### What you have to do
The word to look for is "value". Report every line of the entries below that has it.

### Data listing
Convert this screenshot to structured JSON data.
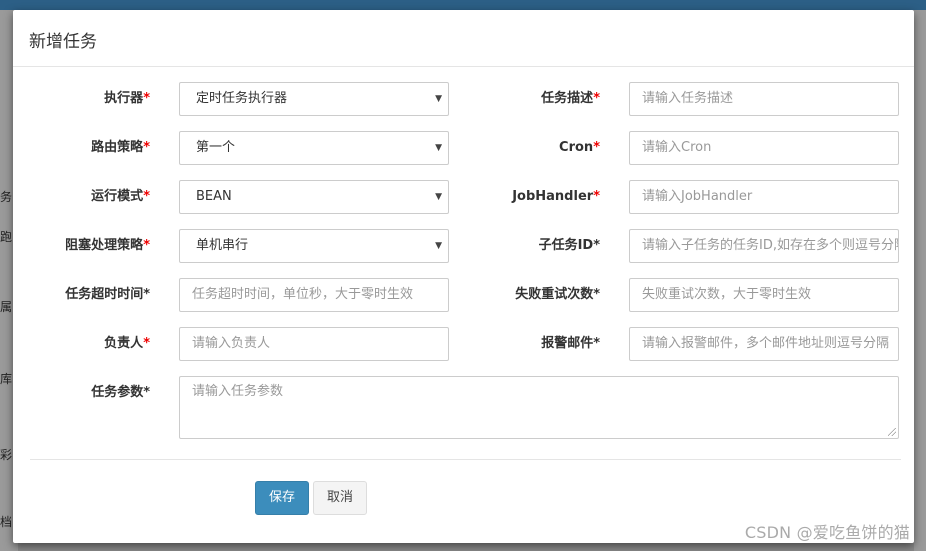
{
  "modal": {
    "title": "新增任务",
    "required_mark": "*"
  },
  "form": {
    "executor": {
      "label": "执行器",
      "value": "定时任务执行器"
    },
    "route_strategy": {
      "label": "路由策略",
      "value": "第一个"
    },
    "run_mode": {
      "label": "运行模式",
      "value": "BEAN"
    },
    "block_strategy": {
      "label": "阻塞处理策略",
      "value": "单机串行"
    },
    "timeout": {
      "label": "任务超时时间*",
      "placeholder": "任务超时时间，单位秒，大于零时生效"
    },
    "owner": {
      "label": "负责人",
      "placeholder": "请输入负责人"
    },
    "job_params": {
      "label": "任务参数*",
      "placeholder": "请输入任务参数"
    },
    "job_desc": {
      "label": "任务描述",
      "placeholder": "请输入任务描述"
    },
    "cron": {
      "label": "Cron",
      "placeholder": "请输入Cron"
    },
    "job_handler": {
      "label": "JobHandler",
      "placeholder": "请输入JobHandler"
    },
    "child_job_id": {
      "label": "子任务ID*",
      "placeholder": "请输入子任务的任务ID,如存在多个则逗号分隔"
    },
    "retry_count": {
      "label": "失败重试次数*",
      "placeholder": "失败重试次数，大于零时生效"
    },
    "alarm_email": {
      "label": "报警邮件*",
      "placeholder": "请输入报警邮件，多个邮件地址则逗号分隔"
    }
  },
  "buttons": {
    "save": "保存",
    "cancel": "取消"
  },
  "background": {
    "side_chars": [
      "务",
      "跑",
      "属",
      "库",
      "彩",
      "档"
    ]
  },
  "watermark": "CSDN @爱吃鱼饼的猫",
  "colors": {
    "primary": "#3c8dbc",
    "required": "#ee0000",
    "topbar": "#2c5f86"
  }
}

### Exercise output
      "value": "定时任务执行器"
      "value": "第一个"
      "value": "BEAN"
      "value": "单机串行"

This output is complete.